Collection entries
Start of Block

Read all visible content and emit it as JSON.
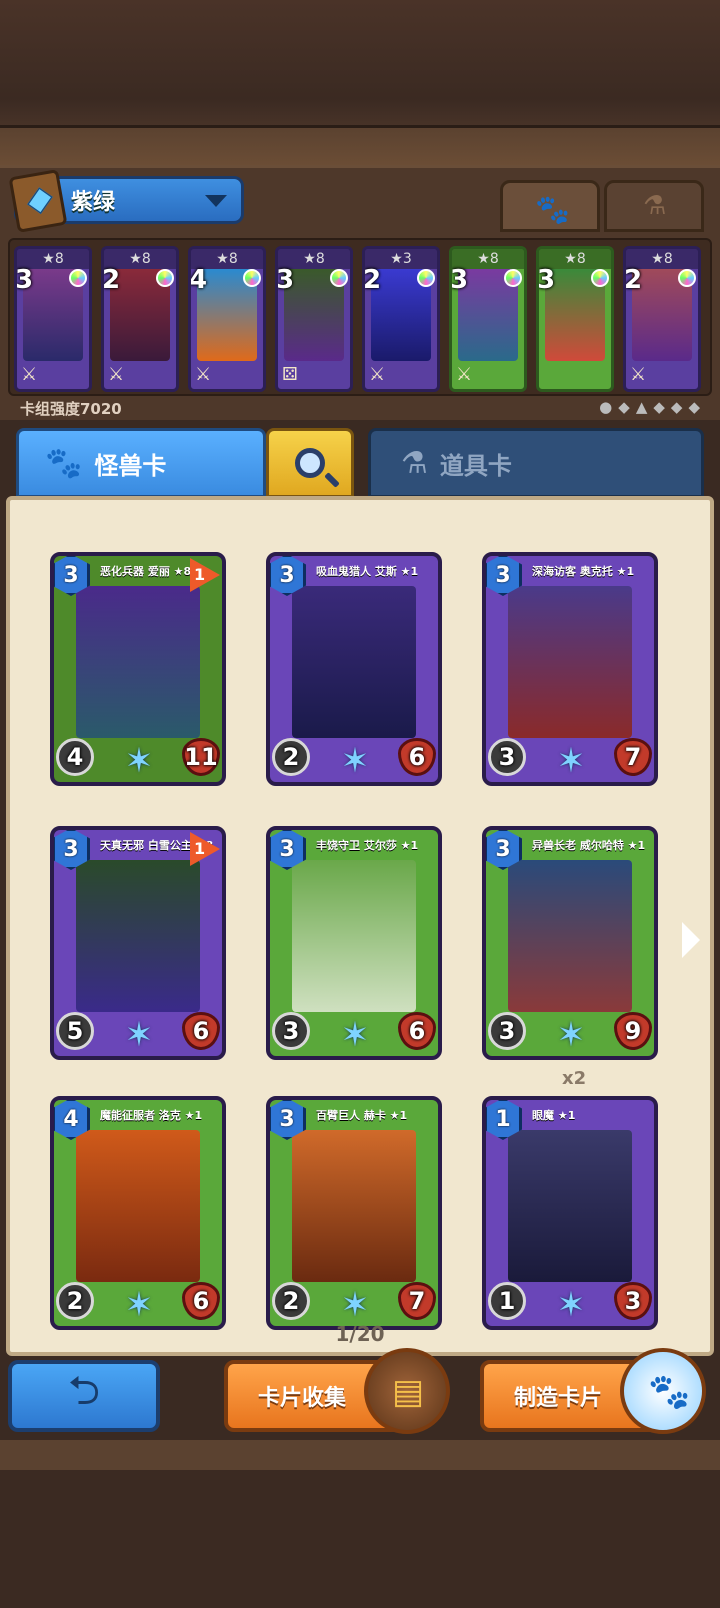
{
  "deck": {
    "name": "紫绿",
    "strength_label": "卡组强度7020",
    "filter_icons": [
      "●",
      "◆",
      "▲",
      "◆",
      "◆",
      "◆"
    ],
    "cards": [
      {
        "stars": "★8",
        "cost": "3",
        "color": "purple"
      },
      {
        "stars": "★8",
        "cost": "2",
        "color": "purple"
      },
      {
        "stars": "★8",
        "cost": "4",
        "color": "purple"
      },
      {
        "stars": "★8",
        "cost": "3",
        "color": "purple"
      },
      {
        "stars": "★3",
        "cost": "2",
        "color": "purple"
      },
      {
        "stars": "★8",
        "cost": "3",
        "color": "green"
      },
      {
        "stars": "★8",
        "cost": "3",
        "color": "green"
      },
      {
        "stars": "★8",
        "cost": "2",
        "color": "purple"
      }
    ]
  },
  "tabs": {
    "monster_label": "怪兽卡",
    "items_label": "道具卡"
  },
  "collection": {
    "cards": [
      {
        "name": "恶化兵器 爱丽 ★8",
        "cost": "3",
        "atk": "4",
        "hp": "11",
        "flag": "1",
        "extra": "4",
        "title_color": "#4e8a2a"
      },
      {
        "name": "吸血鬼猎人 艾斯 ★1",
        "cost": "3",
        "atk": "2",
        "hp": "6",
        "flag": "",
        "extra": "2",
        "title_color": "#6a46b8"
      },
      {
        "name": "深海访客 奥克托 ★1",
        "cost": "3",
        "atk": "3",
        "hp": "7",
        "flag": "",
        "extra": "",
        "title_color": "#6a46b8"
      },
      {
        "name": "天真无邪 白雪公主 ★8",
        "cost": "3",
        "atk": "5",
        "hp": "6",
        "flag": "1",
        "extra": "",
        "title_color": "#6a46b8"
      },
      {
        "name": "丰饶守卫 艾尔莎 ★1",
        "cost": "3",
        "atk": "3",
        "hp": "6",
        "flag": "",
        "extra": "",
        "title_color": "#5aa83a"
      },
      {
        "name": "异兽长老 威尔哈特 ★1",
        "cost": "3",
        "atk": "3",
        "hp": "9",
        "flag": "",
        "extra": "",
        "title_color": "#5aa83a"
      },
      {
        "name": "魔能征服者 洛克 ★1",
        "cost": "4",
        "atk": "2",
        "hp": "6",
        "flag": "",
        "extra": "",
        "title_color": "#5aa83a"
      },
      {
        "name": "百臂巨人 赫卡 ★1",
        "cost": "3",
        "atk": "2",
        "hp": "7",
        "flag": "",
        "extra": "2",
        "title_color": "#5aa83a"
      },
      {
        "name": "眼魔 ★1",
        "cost": "1",
        "atk": "1",
        "hp": "3",
        "flag": "",
        "extra": "",
        "title_color": "#6a46b8"
      }
    ],
    "duplicate_label": "x2",
    "page_label": "1/20"
  },
  "buttons": {
    "collect_label": "卡片收集",
    "craft_label": "制造卡片"
  }
}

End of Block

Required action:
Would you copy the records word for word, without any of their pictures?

Solution to this task:
Read all visible content and emit it as JSON.
{
  "deck": {
    "name": "紫绿",
    "strength_label": "卡组强度7020",
    "filter_icons": [
      "●",
      "◆",
      "▲",
      "◆",
      "◆",
      "◆"
    ],
    "cards": [
      {
        "stars": "★8",
        "cost": "3",
        "color": "purple"
      },
      {
        "stars": "★8",
        "cost": "2",
        "color": "purple"
      },
      {
        "stars": "★8",
        "cost": "4",
        "color": "purple"
      },
      {
        "stars": "★8",
        "cost": "3",
        "color": "purple"
      },
      {
        "stars": "★3",
        "cost": "2",
        "color": "purple"
      },
      {
        "stars": "★8",
        "cost": "3",
        "color": "green"
      },
      {
        "stars": "★8",
        "cost": "3",
        "color": "green"
      },
      {
        "stars": "★8",
        "cost": "2",
        "color": "purple"
      }
    ]
  },
  "tabs": {
    "monster_label": "怪兽卡",
    "items_label": "道具卡"
  },
  "collection": {
    "cards": [
      {
        "name": "恶化兵器 爱丽 ★8",
        "cost": "3",
        "atk": "4",
        "hp": "11",
        "flag": "1",
        "extra": "4",
        "title_color": "#4e8a2a"
      },
      {
        "name": "吸血鬼猎人 艾斯 ★1",
        "cost": "3",
        "atk": "2",
        "hp": "6",
        "flag": "",
        "extra": "2",
        "title_color": "#6a46b8"
      },
      {
        "name": "深海访客 奥克托 ★1",
        "cost": "3",
        "atk": "3",
        "hp": "7",
        "flag": "",
        "extra": "",
        "title_color": "#6a46b8"
      },
      {
        "name": "天真无邪 白雪公主 ★8",
        "cost": "3",
        "atk": "5",
        "hp": "6",
        "flag": "1",
        "extra": "",
        "title_color": "#6a46b8"
      },
      {
        "name": "丰饶守卫 艾尔莎 ★1",
        "cost": "3",
        "atk": "3",
        "hp": "6",
        "flag": "",
        "extra": "",
        "title_color": "#5aa83a"
      },
      {
        "name": "异兽长老 威尔哈特 ★1",
        "cost": "3",
        "atk": "3",
        "hp": "9",
        "flag": "",
        "extra": "",
        "title_color": "#5aa83a"
      },
      {
        "name": "魔能征服者 洛克 ★1",
        "cost": "4",
        "atk": "2",
        "hp": "6",
        "flag": "",
        "extra": "",
        "title_color": "#5aa83a"
      },
      {
        "name": "百臂巨人 赫卡 ★1",
        "cost": "3",
        "atk": "2",
        "hp": "7",
        "flag": "",
        "extra": "2",
        "title_color": "#5aa83a"
      },
      {
        "name": "眼魔 ★1",
        "cost": "1",
        "atk": "1",
        "hp": "3",
        "flag": "",
        "extra": "",
        "title_color": "#6a46b8"
      }
    ],
    "duplicate_label": "x2",
    "page_label": "1/20"
  },
  "buttons": {
    "collect_label": "卡片收集",
    "craft_label": "制造卡片"
  }
}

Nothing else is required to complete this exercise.